Placing that long history of the outcomes of strategy in the human experience is not a simple challenge. Greene's sampling of the range of options and there nuances in a concise and approachable fashion is well done. His method to draw from history in border highlights to his narrative is an immersive reading experience. Should the reader consider the historical quotational references first or Greene's narrative that elaborates? The answer for this reader was both. The commensurate demand of Greene's effort is to motivate the re-read of one or the other or both to seal in the central notion. Strategy and implications demands intellectual rigor if one's objective is to both understand the principles and rationalize the implications. Civilization has been defined by the strategic outcomes realized by our predecessors. Greene tells the story of why and why.
As to the business implications, the concept of `War' is perhaps better translated as `Competition'. We have no examples of non-warfare related competition or social governance that is not at core a friction of opposing ideals. Friction is relieved in strategy. Greene's primer does an excellent job elaborating methods in this context. War is a lengthy and thoroughly enjoyable read that is best consumed a chapter at a time.
5-star great read for the strategically oriented!
Also, I don't think that Mr. Greene's books are amoral.

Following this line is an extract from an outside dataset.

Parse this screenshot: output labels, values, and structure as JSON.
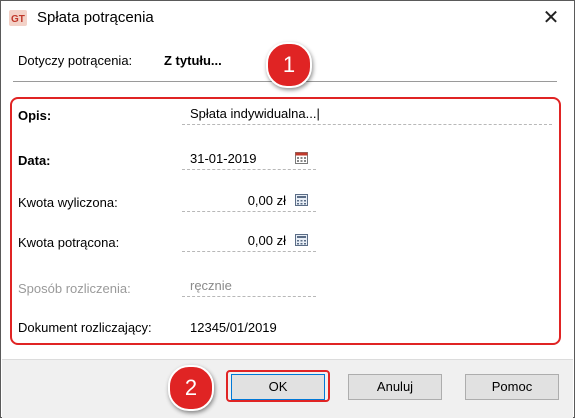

Quite the contrary, they open our eyes to the strategies that some people use to win or get ahead through strategy and manipulation, and allow us to prepare if ever we need to engage with them socially or professionally.